- _Task inputs_
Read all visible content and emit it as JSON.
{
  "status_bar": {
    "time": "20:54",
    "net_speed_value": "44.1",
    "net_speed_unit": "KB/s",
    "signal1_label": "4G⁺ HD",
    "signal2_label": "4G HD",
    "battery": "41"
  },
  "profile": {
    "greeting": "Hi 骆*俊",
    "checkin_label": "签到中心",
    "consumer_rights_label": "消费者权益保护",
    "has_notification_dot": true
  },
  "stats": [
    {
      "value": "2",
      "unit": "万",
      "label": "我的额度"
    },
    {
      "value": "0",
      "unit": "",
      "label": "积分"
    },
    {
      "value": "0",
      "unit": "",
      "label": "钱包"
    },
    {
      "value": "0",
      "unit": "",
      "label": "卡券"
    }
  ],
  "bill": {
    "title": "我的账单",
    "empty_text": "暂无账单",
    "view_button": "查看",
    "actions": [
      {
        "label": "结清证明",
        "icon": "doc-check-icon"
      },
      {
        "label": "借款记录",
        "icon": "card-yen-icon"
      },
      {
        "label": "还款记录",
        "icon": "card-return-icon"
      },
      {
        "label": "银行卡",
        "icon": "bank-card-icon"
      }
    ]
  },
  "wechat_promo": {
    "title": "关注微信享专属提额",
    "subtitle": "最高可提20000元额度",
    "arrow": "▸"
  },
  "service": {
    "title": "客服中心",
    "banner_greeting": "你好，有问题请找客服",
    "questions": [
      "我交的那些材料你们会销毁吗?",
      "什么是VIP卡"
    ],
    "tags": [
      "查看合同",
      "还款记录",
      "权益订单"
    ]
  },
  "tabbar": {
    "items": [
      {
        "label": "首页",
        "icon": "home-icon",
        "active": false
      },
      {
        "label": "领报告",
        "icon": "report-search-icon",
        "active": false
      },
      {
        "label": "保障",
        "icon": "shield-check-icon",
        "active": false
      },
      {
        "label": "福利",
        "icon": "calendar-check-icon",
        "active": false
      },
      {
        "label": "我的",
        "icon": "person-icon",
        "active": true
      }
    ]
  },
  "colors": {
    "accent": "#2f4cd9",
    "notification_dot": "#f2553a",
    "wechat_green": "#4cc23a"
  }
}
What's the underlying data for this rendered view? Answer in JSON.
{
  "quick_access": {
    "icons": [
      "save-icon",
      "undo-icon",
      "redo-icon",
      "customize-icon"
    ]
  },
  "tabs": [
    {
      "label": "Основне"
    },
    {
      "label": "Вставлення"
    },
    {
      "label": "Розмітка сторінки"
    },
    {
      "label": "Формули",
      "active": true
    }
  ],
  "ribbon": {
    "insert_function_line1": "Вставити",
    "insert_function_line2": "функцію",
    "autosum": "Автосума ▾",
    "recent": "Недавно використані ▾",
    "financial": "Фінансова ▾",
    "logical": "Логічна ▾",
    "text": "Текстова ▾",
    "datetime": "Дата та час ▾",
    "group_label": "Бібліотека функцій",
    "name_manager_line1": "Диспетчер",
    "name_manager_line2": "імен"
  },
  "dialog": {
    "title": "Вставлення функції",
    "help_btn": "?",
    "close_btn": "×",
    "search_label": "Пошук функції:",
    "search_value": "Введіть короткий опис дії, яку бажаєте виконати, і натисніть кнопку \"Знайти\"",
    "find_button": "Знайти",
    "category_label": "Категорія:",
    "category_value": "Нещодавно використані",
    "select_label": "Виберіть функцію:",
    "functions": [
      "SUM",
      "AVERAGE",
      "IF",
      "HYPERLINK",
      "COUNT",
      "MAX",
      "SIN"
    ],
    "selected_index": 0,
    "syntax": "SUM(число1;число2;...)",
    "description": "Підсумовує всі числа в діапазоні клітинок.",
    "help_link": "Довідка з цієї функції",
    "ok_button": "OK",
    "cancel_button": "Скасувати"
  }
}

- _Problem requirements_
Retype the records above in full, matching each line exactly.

- _Answer section_
Read all visible content and emit it as JSON.
{
  "status_bar": {
    "time": "20:54",
    "net_speed_value": "44.1",
    "net_speed_unit": "KB/s",
    "signal1_label": "4G⁺ HD",
    "signal2_label": "4G HD",
    "battery": "41"
  },
  "profile": {
    "greeting": "Hi 骆*俊",
    "checkin_label": "签到中心",
    "consumer_rights_label": "消费者权益保护",
    "has_notification_dot": true
  },
  "stats": [
    {
      "value": "2",
      "unit": "万",
      "label": "我的额度"
    },
    {
      "value": "0",
      "unit": "",
      "label": "积分"
    },
    {
      "value": "0",
      "unit": "",
      "label": "钱包"
    },
    {
      "value": "0",
      "unit": "",
      "label": "卡券"
    }
  ],
  "bill": {
    "title": "我的账单",
    "empty_text": "暂无账单",
    "view_button": "查看",
    "actions": [
      {
        "label": "结清证明",
        "icon": "doc-check-icon"
      },
      {
        "label": "借款记录",
        "icon": "card-yen-icon"
      },
      {
        "label": "还款记录",
        "icon": "card-return-icon"
      },
      {
        "label": "银行卡",
        "icon": "bank-card-icon"
      }
    ]
  },
  "wechat_promo": {
    "title": "关注微信享专属提额",
    "subtitle": "最高可提20000元额度",
    "arrow": "▸"
  },
  "service": {
    "title": "客服中心",
    "banner_greeting": "你好，有问题请找客服",
    "questions": [
      "我交的那些材料你们会销毁吗?",
      "什么是VIP卡"
    ],
    "tags": [
      "查看合同",
      "还款记录",
      "权益订单"
    ]
  },
  "tabbar": {
    "items": [
      {
        "label": "首页",
        "icon": "home-icon",
        "active": false
      },
      {
        "label": "领报告",
        "icon": "report-search-icon",
        "active": false
      },
      {
        "label": "保障",
        "icon": "shield-check-icon",
        "active": false
      },
      {
        "label": "福利",
        "icon": "calendar-check-icon",
        "active": false
      },
      {
        "label": "我的",
        "icon": "person-icon",
        "active": true
      }
    ]
  },
  "colors": {
    "accent": "#2f4cd9",
    "notification_dot": "#f2553a",
    "wechat_green": "#4cc23a"
  }
}
What's the underlying data for this rendered view? Answer in JSON.
{
  "quick_access": {
    "icons": [
      "save-icon",
      "undo-icon",
      "redo-icon",
      "customize-icon"
    ]
  },
  "tabs": [
    {
      "label": "Основне"
    },
    {
      "label": "Вставлення"
    },
    {
      "label": "Розмітка сторінки"
    },
    {
      "label": "Формули",
      "active": true
    }
  ],
  "ribbon": {
    "insert_function_line1": "Вставити",
    "insert_function_line2": "функцію",
    "autosum": "Автосума ▾",
    "recent": "Недавно використані ▾",
    "financial": "Фінансова ▾",
    "logical": "Логічна ▾",
    "text": "Текстова ▾",
    "datetime": "Дата та час ▾",
    "group_label": "Бібліотека функцій",
    "name_manager_line1": "Диспетчер",
    "name_manager_line2": "імен"
  },
  "dialog": {
    "title": "Вставлення функції",
    "help_btn": "?",
    "close_btn": "×",
    "search_label": "Пошук функції:",
    "search_value": "Введіть короткий опис дії, яку бажаєте виконати, і натисніть кнопку \"Знайти\"",
    "find_button": "Знайти",
    "category_label": "Категорія:",
    "category_value": "Нещодавно використані",
    "select_label": "Виберіть функцію:",
    "functions": [
      "SUM",
      "AVERAGE",
      "IF",
      "HYPERLINK",
      "COUNT",
      "MAX",
      "SIN"
    ],
    "selected_index": 0,
    "syntax": "SUM(число1;число2;...)",
    "description": "Підсумовує всі числа в діапазоні клітинок.",
    "help_link": "Довідка з цієї функції",
    "ok_button": "OK",
    "cancel_button": "Скасувати"
  }
}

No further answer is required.